ACTION ITEM
Your task is to output all the records below, word for word.

SUPPLIED RECORDS
────────

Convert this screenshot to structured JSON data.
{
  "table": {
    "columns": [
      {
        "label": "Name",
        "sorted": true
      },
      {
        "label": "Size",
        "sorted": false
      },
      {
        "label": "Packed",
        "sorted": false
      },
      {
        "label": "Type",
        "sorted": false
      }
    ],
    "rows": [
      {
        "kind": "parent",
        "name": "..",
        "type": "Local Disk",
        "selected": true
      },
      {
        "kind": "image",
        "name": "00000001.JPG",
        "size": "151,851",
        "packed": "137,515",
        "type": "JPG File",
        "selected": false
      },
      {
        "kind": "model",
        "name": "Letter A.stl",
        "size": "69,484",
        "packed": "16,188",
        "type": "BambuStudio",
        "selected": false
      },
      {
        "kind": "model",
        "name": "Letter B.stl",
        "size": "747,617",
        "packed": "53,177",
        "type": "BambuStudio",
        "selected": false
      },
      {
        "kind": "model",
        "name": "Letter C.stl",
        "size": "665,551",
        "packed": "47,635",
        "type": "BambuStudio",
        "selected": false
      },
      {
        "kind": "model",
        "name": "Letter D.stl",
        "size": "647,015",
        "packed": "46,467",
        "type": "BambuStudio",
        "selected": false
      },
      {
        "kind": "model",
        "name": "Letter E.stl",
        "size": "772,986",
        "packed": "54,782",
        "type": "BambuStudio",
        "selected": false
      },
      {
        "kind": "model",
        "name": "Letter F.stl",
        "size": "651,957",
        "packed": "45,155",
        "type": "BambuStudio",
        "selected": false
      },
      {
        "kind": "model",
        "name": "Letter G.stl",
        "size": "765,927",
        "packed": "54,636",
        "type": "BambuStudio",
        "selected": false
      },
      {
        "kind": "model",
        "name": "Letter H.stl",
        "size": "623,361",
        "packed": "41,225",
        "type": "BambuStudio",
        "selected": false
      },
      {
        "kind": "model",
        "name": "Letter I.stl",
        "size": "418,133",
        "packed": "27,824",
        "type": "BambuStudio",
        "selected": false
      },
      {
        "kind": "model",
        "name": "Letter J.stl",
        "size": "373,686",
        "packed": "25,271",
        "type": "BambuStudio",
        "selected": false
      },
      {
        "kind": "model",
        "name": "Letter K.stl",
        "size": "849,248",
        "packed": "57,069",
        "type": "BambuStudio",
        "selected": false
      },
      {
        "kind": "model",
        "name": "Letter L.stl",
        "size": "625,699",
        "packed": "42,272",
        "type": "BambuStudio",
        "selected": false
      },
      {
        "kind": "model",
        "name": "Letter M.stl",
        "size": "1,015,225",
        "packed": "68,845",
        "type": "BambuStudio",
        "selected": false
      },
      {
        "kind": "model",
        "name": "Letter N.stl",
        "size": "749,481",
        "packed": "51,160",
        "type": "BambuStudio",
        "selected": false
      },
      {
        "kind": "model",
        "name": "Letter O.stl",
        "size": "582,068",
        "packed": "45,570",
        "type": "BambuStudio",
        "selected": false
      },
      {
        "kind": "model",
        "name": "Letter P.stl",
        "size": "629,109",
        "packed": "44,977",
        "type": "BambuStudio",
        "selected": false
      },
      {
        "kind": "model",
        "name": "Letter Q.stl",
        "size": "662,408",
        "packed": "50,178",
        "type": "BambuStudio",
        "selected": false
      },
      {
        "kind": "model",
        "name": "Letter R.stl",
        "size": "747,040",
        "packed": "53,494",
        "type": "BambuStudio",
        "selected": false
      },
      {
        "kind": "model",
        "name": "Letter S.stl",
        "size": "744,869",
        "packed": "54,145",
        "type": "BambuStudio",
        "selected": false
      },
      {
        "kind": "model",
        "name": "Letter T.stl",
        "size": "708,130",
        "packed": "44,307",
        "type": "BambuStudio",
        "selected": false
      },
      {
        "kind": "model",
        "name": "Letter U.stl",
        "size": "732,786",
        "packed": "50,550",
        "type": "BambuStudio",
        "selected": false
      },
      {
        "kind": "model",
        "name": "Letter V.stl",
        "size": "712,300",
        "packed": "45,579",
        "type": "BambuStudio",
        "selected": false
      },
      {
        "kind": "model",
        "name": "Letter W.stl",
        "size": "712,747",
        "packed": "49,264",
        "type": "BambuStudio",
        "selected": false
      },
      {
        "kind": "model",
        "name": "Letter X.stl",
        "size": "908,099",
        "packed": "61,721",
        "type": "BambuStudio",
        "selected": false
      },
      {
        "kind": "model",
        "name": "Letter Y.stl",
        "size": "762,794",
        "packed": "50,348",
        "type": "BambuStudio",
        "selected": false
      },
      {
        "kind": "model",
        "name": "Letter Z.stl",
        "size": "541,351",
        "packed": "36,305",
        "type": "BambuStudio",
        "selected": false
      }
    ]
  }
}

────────

FINISHED TASK
Convert this screenshot to structured JSON data.
{
  "table": {
    "columns": [
      {
        "label": "Name",
        "sorted": true
      },
      {
        "label": "Size",
        "sorted": false
      },
      {
        "label": "Packed",
        "sorted": false
      },
      {
        "label": "Type",
        "sorted": false
      }
    ],
    "rows": [
      {
        "kind": "parent",
        "name": "..",
        "type": "Local Disk",
        "selected": true
      },
      {
        "kind": "image",
        "name": "00000001.JPG",
        "size": "151,851",
        "packed": "137,515",
        "type": "JPG File",
        "selected": false
      },
      {
        "kind": "model",
        "name": "Letter A.stl",
        "size": "69,484",
        "packed": "16,188",
        "type": "BambuStudio",
        "selected": false
      },
      {
        "kind": "model",
        "name": "Letter B.stl",
        "size": "747,617",
        "packed": "53,177",
        "type": "BambuStudio",
        "selected": false
      },
      {
        "kind": "model",
        "name": "Letter C.stl",
        "size": "665,551",
        "packed": "47,635",
        "type": "BambuStudio",
        "selected": false
      },
      {
        "kind": "model",
        "name": "Letter D.stl",
        "size": "647,015",
        "packed": "46,467",
        "type": "BambuStudio",
        "selected": false
      },
      {
        "kind": "model",
        "name": "Letter E.stl",
        "size": "772,986",
        "packed": "54,782",
        "type": "BambuStudio",
        "selected": false
      },
      {
        "kind": "model",
        "name": "Letter F.stl",
        "size": "651,957",
        "packed": "45,155",
        "type": "BambuStudio",
        "selected": false
      },
      {
        "kind": "model",
        "name": "Letter G.stl",
        "size": "765,927",
        "packed": "54,636",
        "type": "BambuStudio",
        "selected": false
      },
      {
        "kind": "model",
        "name": "Letter H.stl",
        "size": "623,361",
        "packed": "41,225",
        "type": "BambuStudio",
        "selected": false
      },
      {
        "kind": "model",
        "name": "Letter I.stl",
        "size": "418,133",
        "packed": "27,824",
        "type": "BambuStudio",
        "selected": false
      },
      {
        "kind": "model",
        "name": "Letter J.stl",
        "size": "373,686",
        "packed": "25,271",
        "type": "BambuStudio",
        "selected": false
      },
      {
        "kind": "model",
        "name": "Letter K.stl",
        "size": "849,248",
        "packed": "57,069",
        "type": "BambuStudio",
        "selected": false
      },
      {
        "kind": "model",
        "name": "Letter L.stl",
        "size": "625,699",
        "packed": "42,272",
        "type": "BambuStudio",
        "selected": false
      },
      {
        "kind": "model",
        "name": "Letter M.stl",
        "size": "1,015,225",
        "packed": "68,845",
        "type": "BambuStudio",
        "selected": false
      },
      {
        "kind": "model",
        "name": "Letter N.stl",
        "size": "749,481",
        "packed": "51,160",
        "type": "BambuStudio",
        "selected": false
      },
      {
        "kind": "model",
        "name": "Letter O.stl",
        "size": "582,068",
        "packed": "45,570",
        "type": "BambuStudio",
        "selected": false
      },
      {
        "kind": "model",
        "name": "Letter P.stl",
        "size": "629,109",
        "packed": "44,977",
        "type": "BambuStudio",
        "selected": false
      },
      {
        "kind": "model",
        "name": "Letter Q.stl",
        "size": "662,408",
        "packed": "50,178",
        "type": "BambuStudio",
        "selected": false
      },
      {
        "kind": "model",
        "name": "Letter R.stl",
        "size": "747,040",
        "packed": "53,494",
        "type": "BambuStudio",
        "selected": false
      },
      {
        "kind": "model",
        "name": "Letter S.stl",
        "size": "744,869",
        "packed": "54,145",
        "type": "BambuStudio",
        "selected": false
      },
      {
        "kind": "model",
        "name": "Letter T.stl",
        "size": "708,130",
        "packed": "44,307",
        "type": "BambuStudio",
        "selected": false
      },
      {
        "kind": "model",
        "name": "Letter U.stl",
        "size": "732,786",
        "packed": "50,550",
        "type": "BambuStudio",
        "selected": false
      },
      {
        "kind": "model",
        "name": "Letter V.stl",
        "size": "712,300",
        "packed": "45,579",
        "type": "BambuStudio",
        "selected": false
      },
      {
        "kind": "model",
        "name": "Letter W.stl",
        "size": "712,747",
        "packed": "49,264",
        "type": "BambuStudio",
        "selected": false
      },
      {
        "kind": "model",
        "name": "Letter X.stl",
        "size": "908,099",
        "packed": "61,721",
        "type": "BambuStudio",
        "selected": false
      },
      {
        "kind": "model",
        "name": "Letter Y.stl",
        "size": "762,794",
        "packed": "50,348",
        "type": "BambuStudio",
        "selected": false
      },
      {
        "kind": "model",
        "name": "Letter Z.stl",
        "size": "541,351",
        "packed": "36,305",
        "type": "BambuStudio",
        "selected": false
      }
    ]
  }
}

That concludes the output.